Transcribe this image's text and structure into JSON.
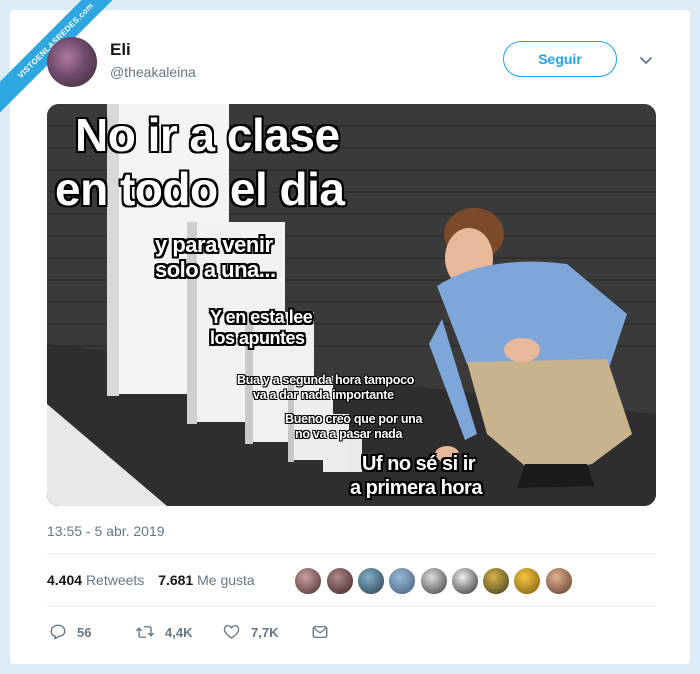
{
  "watermark": {
    "text": "VISTOENLASREDES",
    "subtext": ".com"
  },
  "user": {
    "name": "Eli",
    "handle": "@theakaleina"
  },
  "follow_label": "Seguir",
  "meme": {
    "captions": [
      "No ir a clase",
      "en todo el dia",
      "y para venir",
      "solo a una...",
      "Y en esta lee",
      "los apuntes",
      "Bua y a segunda hora tampoco",
      "va a dar nada importante",
      "Bueno creo que por una",
      "no va a pasar nada",
      "Uf no sé si ir",
      "a primera hora"
    ]
  },
  "timestamp": "13:55 - 5 abr. 2019",
  "stats": {
    "retweets_count": "4.404",
    "retweets_label": "Retweets",
    "likes_count": "7.681",
    "likes_label": "Me gusta"
  },
  "actions": {
    "replies": "56",
    "retweets": "4,4K",
    "likes": "7,7K"
  },
  "colors": {
    "accent": "#1da1f2",
    "muted": "#657786",
    "text": "#14171a",
    "ribbon": "#2ea7e0"
  },
  "icons": [
    "reply-icon",
    "retweet-icon",
    "like-icon",
    "message-icon",
    "chevron-down-icon"
  ]
}
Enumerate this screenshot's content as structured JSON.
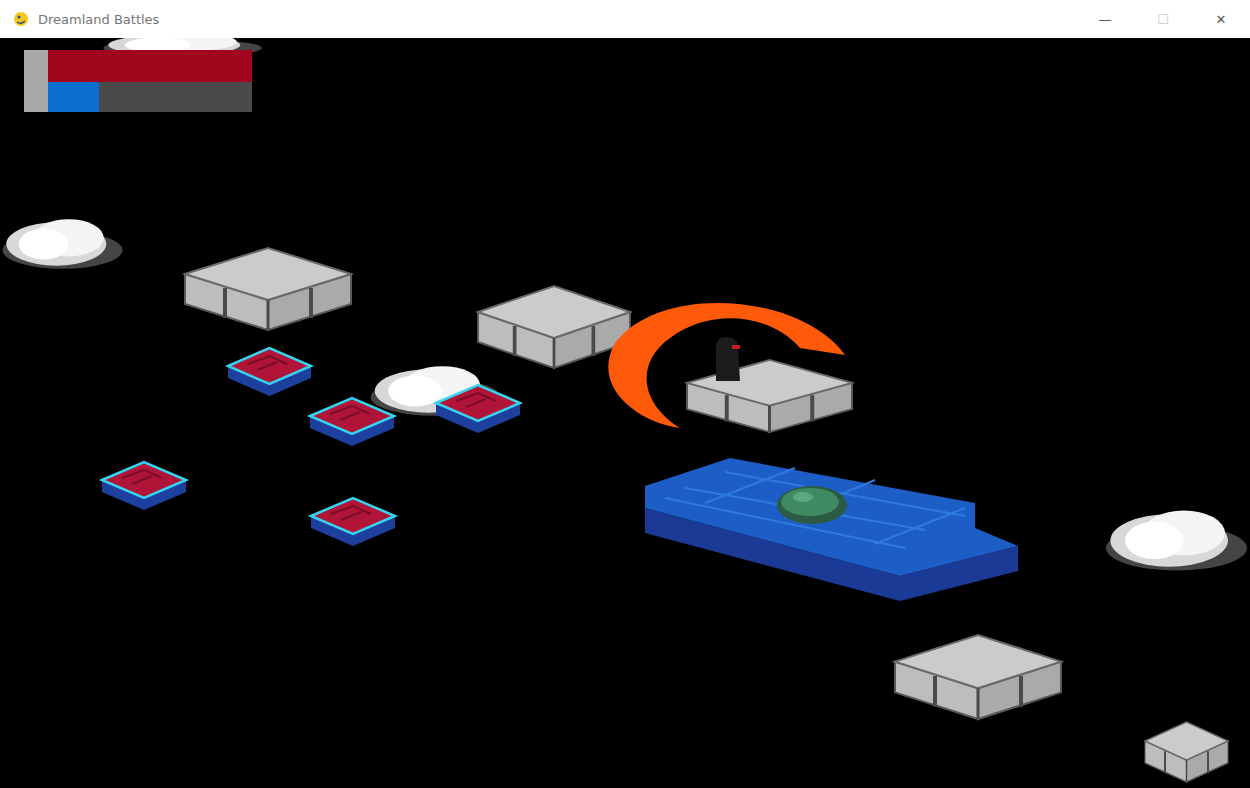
{
  "window": {
    "title": "Dreamland Battles",
    "controls": [
      {
        "label": "—",
        "disabled": false
      },
      {
        "label": "☐",
        "disabled": true
      },
      {
        "label": "✕",
        "disabled": false
      }
    ]
  },
  "hud": {
    "health": {
      "level": 1,
      "color": "#a0061e"
    },
    "mana": {
      "level": 0.25,
      "color": "#0a6fd0"
    }
  },
  "scene": {
    "objects": [
      {
        "kind": "cloud"
      },
      {
        "kind": "cloud"
      },
      {
        "kind": "cloud"
      },
      {
        "kind": "cloud"
      },
      {
        "kind": "stone-platform"
      },
      {
        "kind": "stone-platform"
      },
      {
        "kind": "red-tile"
      },
      {
        "kind": "red-tile"
      },
      {
        "kind": "red-tile"
      },
      {
        "kind": "red-tile"
      },
      {
        "kind": "red-tile"
      },
      {
        "kind": "water-pool"
      },
      {
        "kind": "slime"
      },
      {
        "kind": "stone-platform"
      },
      {
        "kind": "slash"
      },
      {
        "kind": "player"
      },
      {
        "kind": "stone-platform"
      },
      {
        "kind": "stone-platform"
      }
    ]
  }
}
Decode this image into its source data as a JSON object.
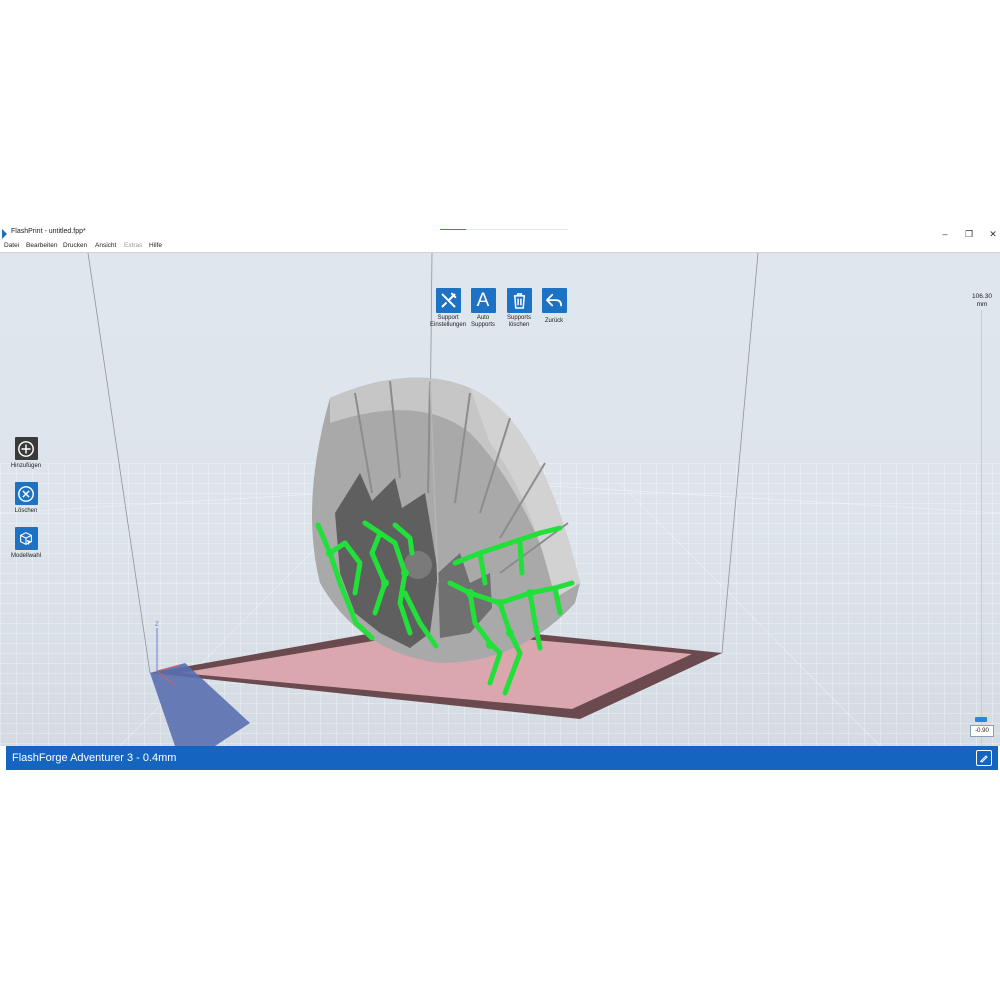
{
  "window": {
    "title": "FlashPrint - untitled.fpp*",
    "controls": [
      "–",
      "❐",
      "✕"
    ]
  },
  "menu": [
    "Datei",
    "Bearbeiten",
    "Drucken",
    "Ansicht",
    "Extras",
    "Hilfe"
  ],
  "toolbar": {
    "support_settings_label": "Support\nEinstellungen",
    "auto_supports_label": "Auto\nSupports",
    "delete_supports_label": "Supports\nlöschen",
    "back_label": "Zurück"
  },
  "left_panel": {
    "add_label": "Hinzufügen",
    "delete_label": "Löschen",
    "model_select_label": "Modellwahl"
  },
  "slider": {
    "top_value": "106.30",
    "top_unit": "mm",
    "bottom_value": "-0.90"
  },
  "axis": {
    "z_label": "Z"
  },
  "status": {
    "printer": "FlashForge Adventurer 3 - 0.4mm"
  },
  "colors": {
    "accent": "#1565c0",
    "support": "#22e03a",
    "model": "#a9a9a9",
    "bed": "#d9a7ad"
  },
  "icons": [
    "wrench-screwdriver-icon",
    "letter-a-icon",
    "trash-icon",
    "undo-arrow-icon",
    "plus-circle-icon",
    "x-circle-icon",
    "cube-cursor-icon",
    "edit-icon"
  ]
}
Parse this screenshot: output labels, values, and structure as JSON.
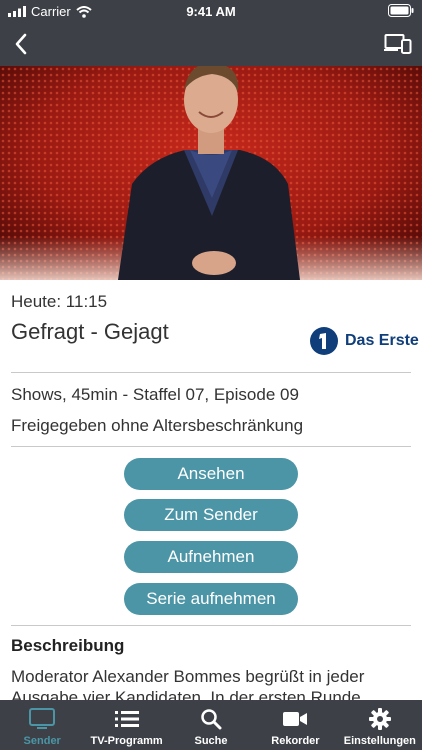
{
  "status_bar": {
    "carrier": "Carrier",
    "time": "9:41 AM"
  },
  "nav": {
    "back_icon": "chevron-left-icon",
    "cast_icon": "devices-icon"
  },
  "program": {
    "airtime": "Heute: 11:15",
    "title": "Gefragt - Gejagt",
    "channel": "Das Erste",
    "info": "Shows, 45min - Staffel 07, Episode 09",
    "rating": "Freigegeben ohne Altersbeschränkung"
  },
  "actions": {
    "watch": "Ansehen",
    "to_channel": "Zum Sender",
    "record": "Aufnehmen",
    "record_series": "Serie aufnehmen"
  },
  "description": {
    "heading": "Beschreibung",
    "text": "Moderator Alexander Bommes begrüßt in jeder Ausgabe vier Kandidaten. In der ersten Runde werden"
  },
  "tabs": [
    {
      "label": "Sender",
      "icon": "tv-icon",
      "active": true
    },
    {
      "label": "TV-Programm",
      "icon": "list-icon",
      "active": false
    },
    {
      "label": "Suche",
      "icon": "search-icon",
      "active": false
    },
    {
      "label": "Rekorder",
      "icon": "video-camera-icon",
      "active": false
    },
    {
      "label": "Einstellungen",
      "icon": "gear-icon",
      "active": false
    }
  ],
  "colors": {
    "bar": "#3d4147",
    "accent": "#4b95a6",
    "channel_blue": "#0f3e7a"
  }
}
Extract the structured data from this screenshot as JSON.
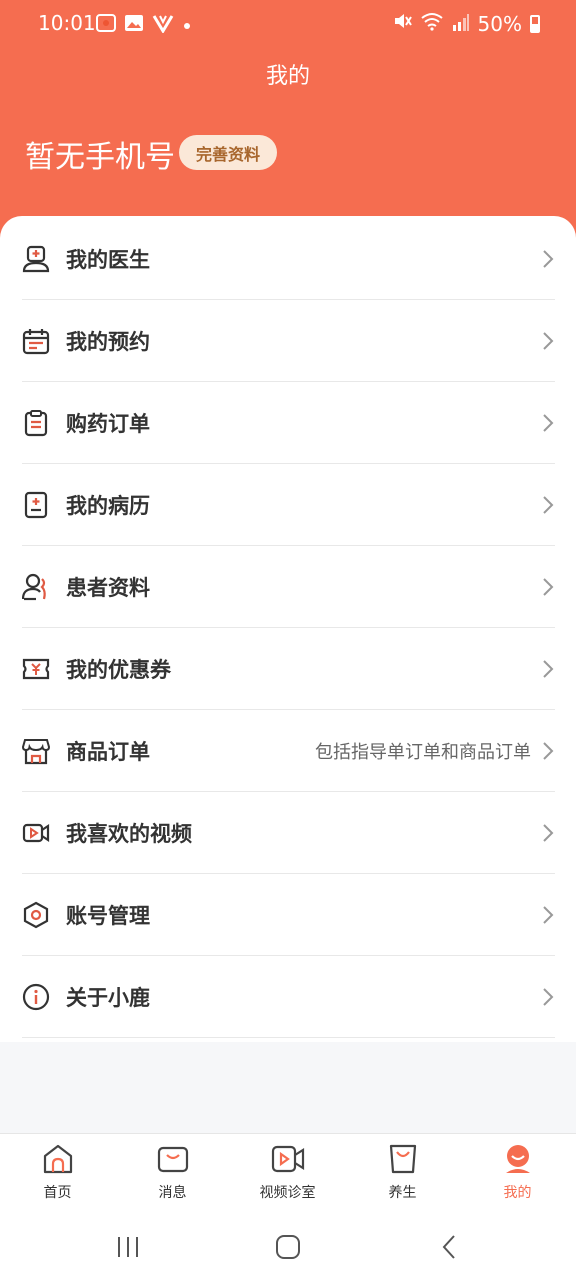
{
  "status": {
    "time": "10:01",
    "battery": "50%",
    "icons": [
      "notification-icon",
      "gallery-icon",
      "v-app-icon",
      "dot-icon",
      "mute-icon",
      "wifi-icon",
      "signal-icon",
      "battery-icon"
    ]
  },
  "header": {
    "title": "我的",
    "profile_name": "暂无手机号",
    "complete_label": "完善资料",
    "bg_color": "#f56d50"
  },
  "menu": {
    "items": [
      {
        "label": "我的医生",
        "icon": "doctor-icon"
      },
      {
        "label": "我的预约",
        "icon": "calendar-icon"
      },
      {
        "label": "购药订单",
        "icon": "clipboard-icon"
      },
      {
        "label": "我的病历",
        "icon": "medical-record-icon"
      },
      {
        "label": "患者资料",
        "icon": "patient-icon"
      },
      {
        "label": "我的优惠券",
        "icon": "coupon-icon"
      },
      {
        "label": "商品订单",
        "icon": "store-icon",
        "sub": "包括指导单订单和商品订单"
      },
      {
        "label": "我喜欢的视频",
        "icon": "video-icon"
      },
      {
        "label": "账号管理",
        "icon": "settings-hex-icon"
      },
      {
        "label": "关于小鹿",
        "icon": "info-icon"
      }
    ]
  },
  "tabs": [
    {
      "label": "首页",
      "icon": "home-icon"
    },
    {
      "label": "消息",
      "icon": "message-icon"
    },
    {
      "label": "视频诊室",
      "icon": "video-clinic-icon"
    },
    {
      "label": "养生",
      "icon": "shopping-bag-icon"
    },
    {
      "label": "我的",
      "icon": "profile-icon",
      "active": true
    }
  ],
  "accent_color": "#f56d50"
}
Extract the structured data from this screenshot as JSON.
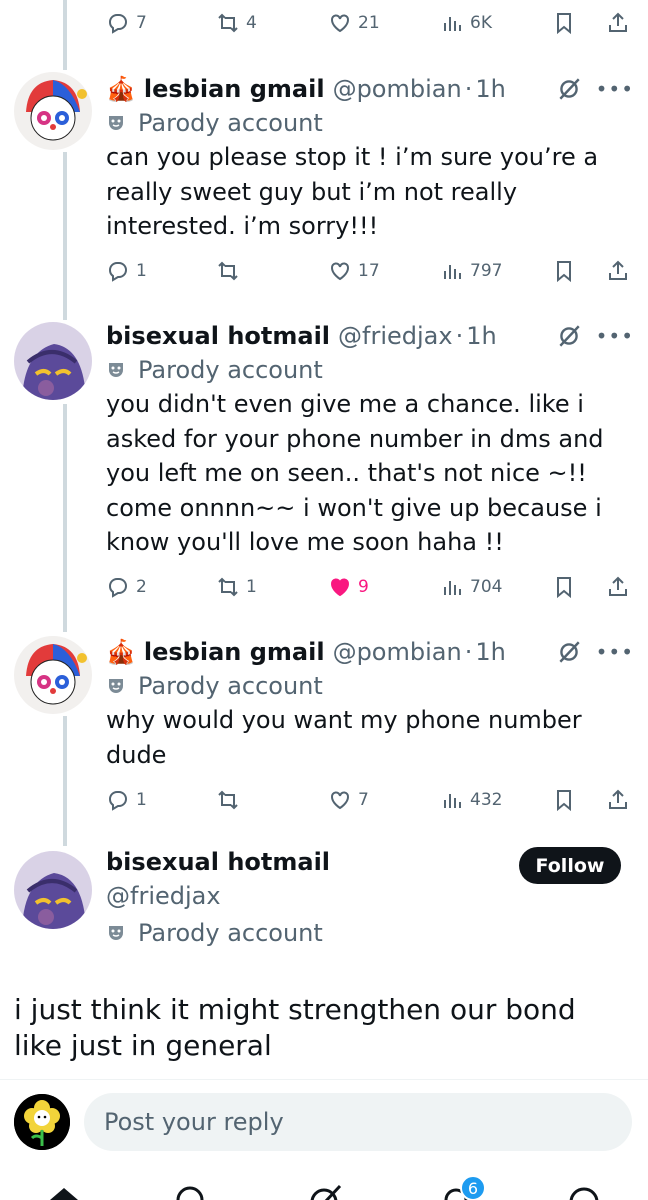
{
  "tweets": [
    {
      "id": "top",
      "replies": "7",
      "retweets": "4",
      "likes": "21",
      "views": "6K"
    },
    {
      "id": "t1",
      "emoji": "🎪",
      "name": "lesbian gmail",
      "handle": "@pombian",
      "time": "1h",
      "parody_label": "Parody account",
      "text": "can you please stop it ! i’m sure you’re a really sweet guy but i’m not really interested. i’m sorry!!!",
      "replies": "1",
      "retweets": "",
      "likes": "17",
      "views": "797"
    },
    {
      "id": "t2",
      "name": "bisexual hotmail",
      "handle": "@friedjax",
      "time": "1h",
      "parody_label": "Parody account",
      "text": "you didn't even give me a chance. like i asked for your phone number in dms and you left me on seen.. that's not nice ~!! come onnnn~~ i won't give up because i know you'll love me soon haha !!",
      "replies": "2",
      "retweets": "1",
      "likes": "9",
      "views": "704"
    },
    {
      "id": "t3",
      "emoji": "🎪",
      "name": "lesbian gmail",
      "handle": "@pombian",
      "time": "1h",
      "parody_label": "Parody account",
      "text": "why would you want my phone number dude",
      "replies": "1",
      "retweets": "",
      "likes": "7",
      "views": "432"
    }
  ],
  "focus": {
    "name": "bisexual hotmail",
    "handle": "@friedjax",
    "parody_label": "Parody account",
    "follow_label": "Follow",
    "text": "i just think it might strengthen our bond like just in general"
  },
  "reply": {
    "placeholder": "Post your reply"
  },
  "tabbar": {
    "notifications_badge": "6",
    "icons": [
      "home-icon",
      "search-icon",
      "grok-icon",
      "notifications-icon",
      "messages-icon"
    ]
  },
  "colors": {
    "text": "#0f1419",
    "muted": "#536471",
    "like_active": "#f91880",
    "thread_line": "#cfd9de",
    "accent": "#1d9bf0"
  }
}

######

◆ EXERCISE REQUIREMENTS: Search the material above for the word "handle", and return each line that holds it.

◆ EXERCISE OUTPUT:
    "handle": "@theakaleina"
      "handle": "@pombian",
      "handle": "@friedjax",
      "handle": "@pombian",
    "handle": "@friedjax",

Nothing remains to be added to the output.